◆ **THE TASK**
Within the records below, how many lines hold the string "JSON"? State that number and nothing else.

◆ **EXCERPTED RECORDS**
○ ○ ○ ○ ○

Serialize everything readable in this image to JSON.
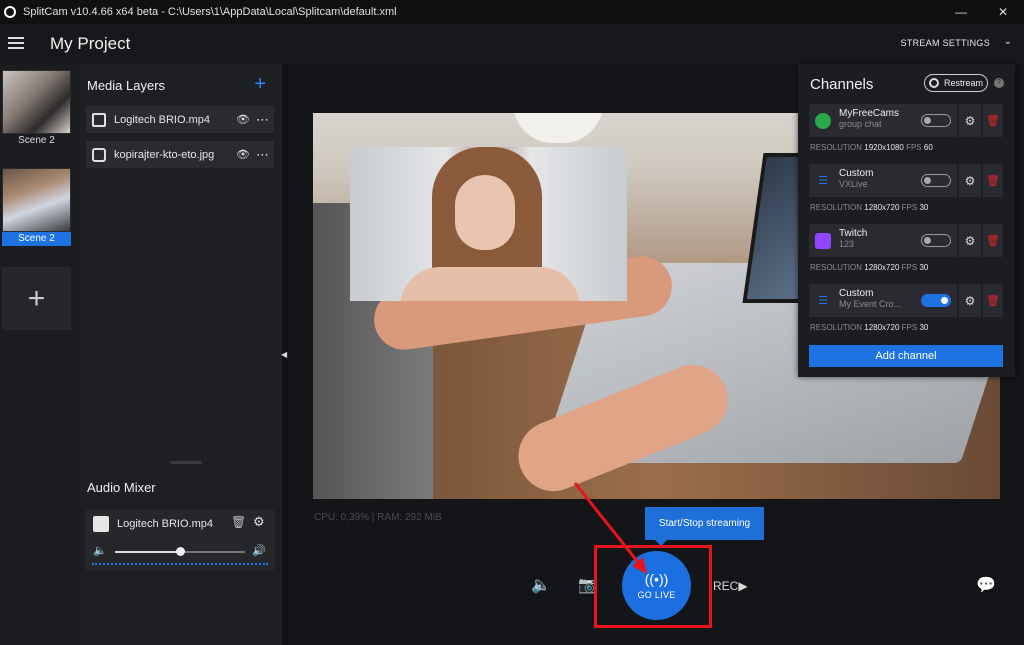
{
  "window": {
    "title": "SplitCam v10.4.66 x64 beta - C:\\Users\\1\\AppData\\Local\\Splitcam\\default.xml",
    "minimize": "—",
    "close": "✕"
  },
  "header": {
    "project_title": "My Project",
    "stream_settings": "STREAM SETTINGS",
    "chevron": "⌄"
  },
  "scenes": {
    "items": [
      {
        "label": "Scene 2",
        "active": false
      },
      {
        "label": "Scene 2",
        "active": true
      }
    ],
    "add_label": "+"
  },
  "media_layers": {
    "title": "Media Layers",
    "add": "+",
    "items": [
      {
        "name": "Logitech BRIO.mp4",
        "icon": "video-icon"
      },
      {
        "name": "kopirajter-kto-eto.jpg",
        "icon": "image-icon"
      }
    ],
    "visibility_icon": "eye-icon",
    "more_icon": "⋯"
  },
  "audio_mixer": {
    "title": "Audio Mixer",
    "items": [
      {
        "name": "Logitech BRIO.mp4",
        "volume": 0.5
      }
    ]
  },
  "stats": {
    "text": "CPU: 0,39% | RAM: 292 MiB"
  },
  "tooltip": {
    "text": "Start/Stop streaming"
  },
  "go_live": {
    "label": "GO LIVE",
    "signal": "((•))"
  },
  "bottom_bar": {
    "audio_icon": "speaker-icon",
    "snapshot_icon": "camera-icon",
    "record_icon": "rec-icon",
    "chat_icon": "chat-icon"
  },
  "channels": {
    "title": "Channels",
    "restream": "Restream",
    "help": "?",
    "res_label": "RESOLUTION",
    "fps_label": "FPS",
    "items": [
      {
        "name": "MyFreeCams",
        "sub": "group chat",
        "enabled": false,
        "resolution": "1920x1080",
        "fps": "60",
        "color": "#2aa84a"
      },
      {
        "name": "Custom",
        "sub": "VXLive",
        "enabled": false,
        "resolution": "1280x720",
        "fps": "30",
        "color": "#1e73e3"
      },
      {
        "name": "Twitch",
        "sub": "123",
        "enabled": false,
        "resolution": "1280x720",
        "fps": "30",
        "color": "#9146ff"
      },
      {
        "name": "Custom",
        "sub": "My Event Cro...",
        "enabled": true,
        "resolution": "1280x720",
        "fps": "30",
        "color": "#1e73e3"
      }
    ],
    "add_channel": "Add channel"
  },
  "colors": {
    "accent": "#1e73e3",
    "highlight": "#e8141c",
    "danger": "#e0262e"
  }
}
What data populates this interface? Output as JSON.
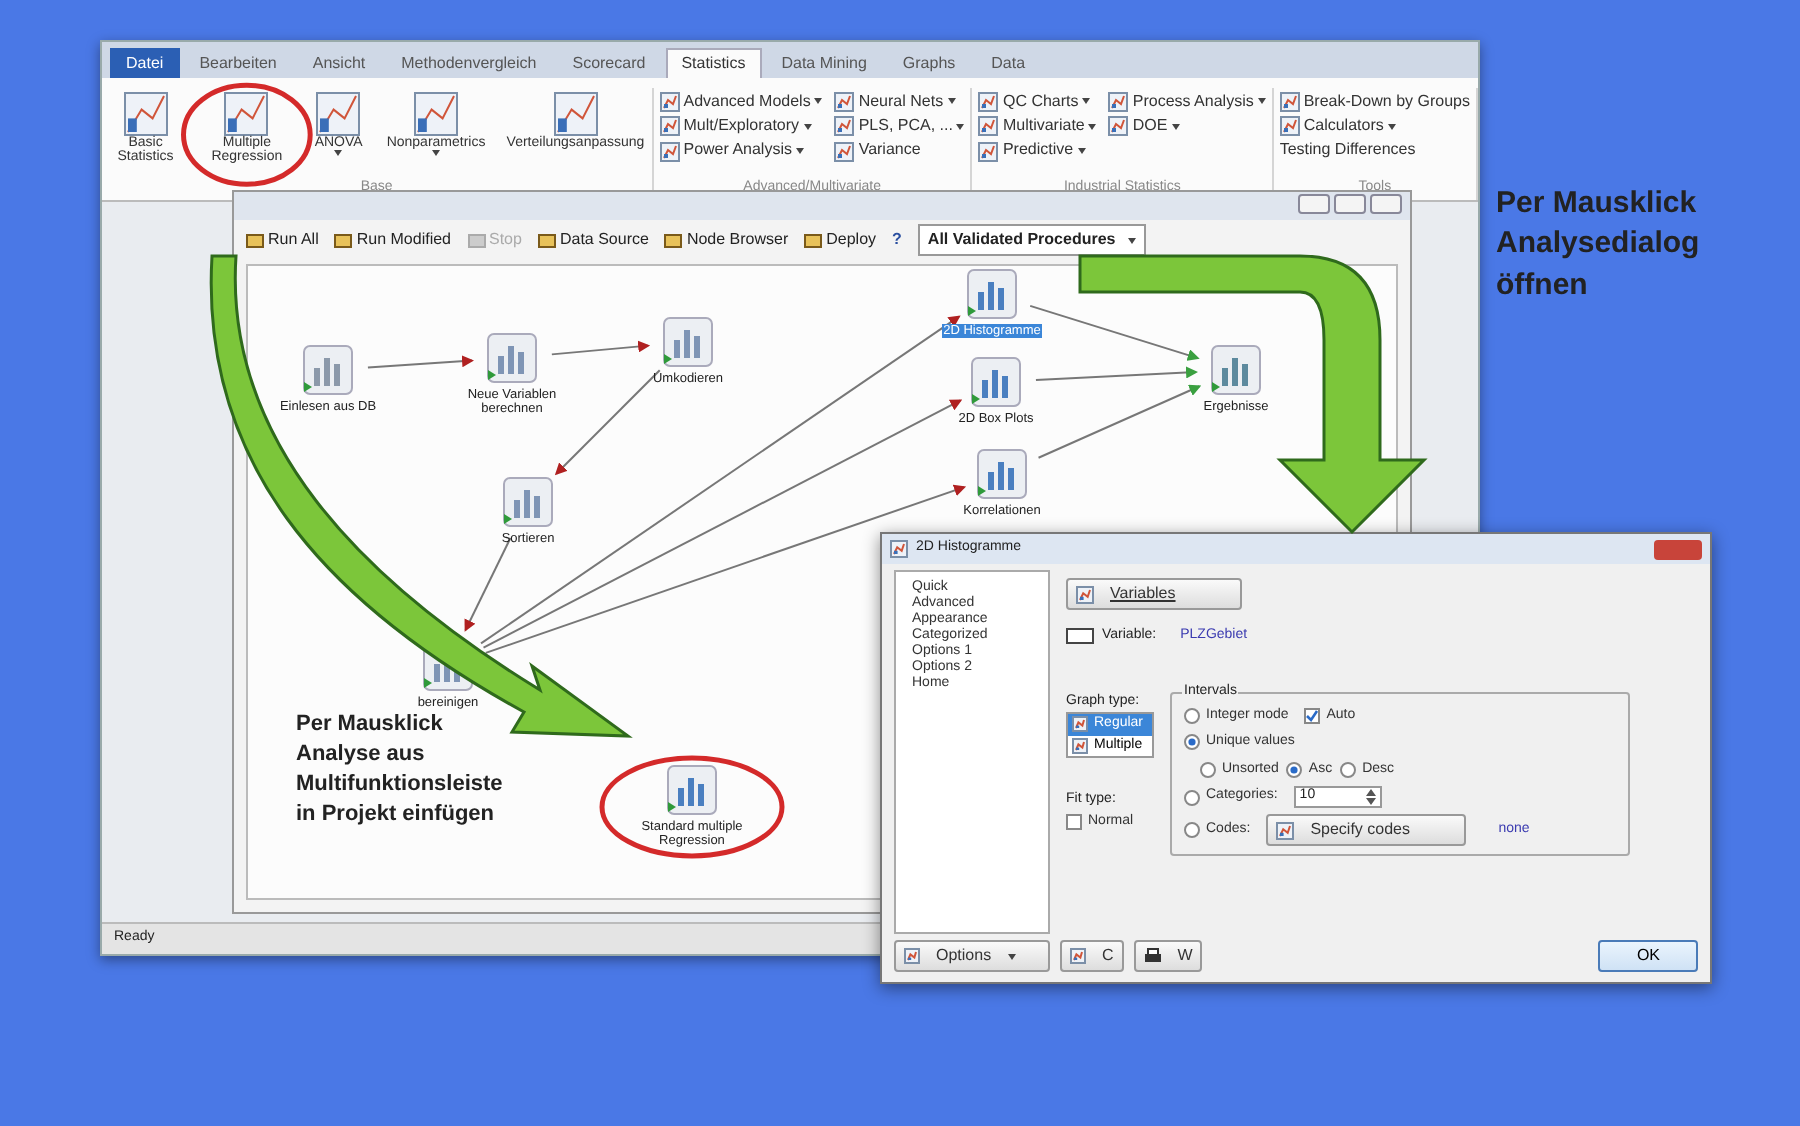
{
  "ribbon": {
    "tabs": [
      {
        "label": "Datei",
        "kind": "file",
        "selected": false
      },
      {
        "label": "Bearbeiten",
        "kind": "tab",
        "selected": false
      },
      {
        "label": "Ansicht",
        "kind": "tab",
        "selected": false
      },
      {
        "label": "Methodenvergleich",
        "kind": "tab",
        "selected": false
      },
      {
        "label": "Scorecard",
        "kind": "tab",
        "selected": false
      },
      {
        "label": "Statistics",
        "kind": "tab",
        "selected": true
      },
      {
        "label": "Data Mining",
        "kind": "tab",
        "selected": false
      },
      {
        "label": "Graphs",
        "kind": "tab",
        "selected": false
      },
      {
        "label": "Data",
        "kind": "tab",
        "selected": false
      }
    ],
    "groups": [
      {
        "title": "Base",
        "kind": "large",
        "items": [
          {
            "label": "Basic Statistics",
            "dropdown": false
          },
          {
            "label": "Multiple Regression",
            "dropdown": false
          },
          {
            "label": "ANOVA",
            "dropdown": true
          },
          {
            "label": "Nonparametrics",
            "dropdown": true
          },
          {
            "label": "Verteilungsanpassung",
            "dropdown": false
          }
        ]
      },
      {
        "title": "Advanced/Multivariate",
        "kind": "small",
        "items": [
          {
            "label": "Advanced Models",
            "dropdown": true,
            "icon": true
          },
          {
            "label": "Mult/Exploratory",
            "dropdown": true,
            "icon": true
          },
          {
            "label": "Power Analysis",
            "dropdown": true,
            "icon": true
          },
          {
            "label": "Neural Nets",
            "dropdown": true,
            "icon": true
          },
          {
            "label": "PLS, PCA, ...",
            "dropdown": true,
            "icon": true
          },
          {
            "label": "Variance",
            "dropdown": false,
            "icon": true
          }
        ]
      },
      {
        "title": "Industrial Statistics",
        "kind": "small",
        "items": [
          {
            "label": "QC Charts",
            "dropdown": true,
            "icon": true
          },
          {
            "label": "Multivariate",
            "dropdown": true,
            "icon": true
          },
          {
            "label": "Predictive",
            "dropdown": true,
            "icon": true
          },
          {
            "label": "Process Analysis",
            "dropdown": true,
            "icon": true
          },
          {
            "label": "DOE",
            "dropdown": true,
            "icon": true
          }
        ]
      },
      {
        "title": "Tools",
        "kind": "small",
        "items": [
          {
            "label": "Break-Down by Groups",
            "dropdown": false,
            "icon": true
          },
          {
            "label": "Calculators",
            "dropdown": true,
            "icon": true
          },
          {
            "label": "Testing Differences",
            "dropdown": false,
            "icon": false
          }
        ]
      }
    ]
  },
  "workflow": {
    "toolbar": [
      {
        "label": "Run All",
        "disabled": false
      },
      {
        "label": "Run Modified",
        "disabled": false
      },
      {
        "label": "Stop",
        "disabled": true
      },
      {
        "label": "Data Source",
        "disabled": false
      },
      {
        "label": "Node Browser",
        "disabled": false
      },
      {
        "label": "Deploy",
        "disabled": false
      }
    ],
    "help": "?",
    "procedure_select": "All Validated Procedures",
    "nodes": [
      {
        "label": "Einlesen aus DB",
        "kind": "data",
        "selected": false
      },
      {
        "label": "Neue Variablen berechnen",
        "kind": "transform",
        "selected": false
      },
      {
        "label": "Umkodieren",
        "kind": "transform",
        "selected": false
      },
      {
        "label": "Sortieren",
        "kind": "transform",
        "selected": false
      },
      {
        "label": "bereinigen",
        "kind": "transform",
        "selected": false
      },
      {
        "label": "Standard multiple Regression",
        "kind": "analysis",
        "selected": false
      },
      {
        "label": "2D Histogramme",
        "kind": "analysis",
        "selected": true
      },
      {
        "label": "2D Box Plots",
        "kind": "analysis",
        "selected": false
      },
      {
        "label": "Korrelationen",
        "kind": "analysis",
        "selected": false
      },
      {
        "label": "Ergebnisse",
        "kind": "result",
        "selected": false
      }
    ],
    "callout": "Per Mausklick\nAnalyse aus\nMultifunktionsleiste\nin Projekt  einfügen"
  },
  "status_bar": "Ready",
  "callout": "Per Mausklick\nAnalysedialog\nöffnen",
  "dialog": {
    "title": "2D Histogramme",
    "sections": [
      {
        "label": "Quick",
        "selected": false
      },
      {
        "label": "Advanced",
        "selected": false
      },
      {
        "label": "Appearance",
        "selected": false
      },
      {
        "label": "Categorized",
        "selected": false
      },
      {
        "label": "Options 1",
        "selected": false
      },
      {
        "label": "Options 2",
        "selected": false
      },
      {
        "label": "Home",
        "selected": false
      }
    ],
    "variables_button": "Variables",
    "variable_label": "Variable:",
    "variable_value": "PLZGebiet",
    "graph_type_label": "Graph type:",
    "graph_types": [
      {
        "label": "Regular",
        "selected": true
      },
      {
        "label": "Multiple",
        "selected": false
      }
    ],
    "fit_type_label": "Fit type:",
    "fit_normal": {
      "label": "Normal",
      "checked": false
    },
    "intervals": {
      "title": "Intervals",
      "integer_mode": {
        "label": "Integer mode",
        "selected": false
      },
      "auto": {
        "label": "Auto",
        "checked": true
      },
      "unique_values": {
        "label": "Unique values",
        "selected": true
      },
      "order": [
        {
          "label": "Unsorted",
          "selected": false
        },
        {
          "label": "Asc",
          "selected": true
        },
        {
          "label": "Desc",
          "selected": false
        }
      ],
      "categories": {
        "label": "Categories:",
        "selected": false,
        "value": "10"
      },
      "codes": {
        "label": "Codes:",
        "selected": false,
        "button": "Specify codes",
        "value": "none"
      }
    },
    "options_button": "Options",
    "c_button": "C",
    "w_button": "W",
    "ok_button": "OK"
  }
}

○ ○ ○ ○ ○

◆ **WRITTEN REPLY**
2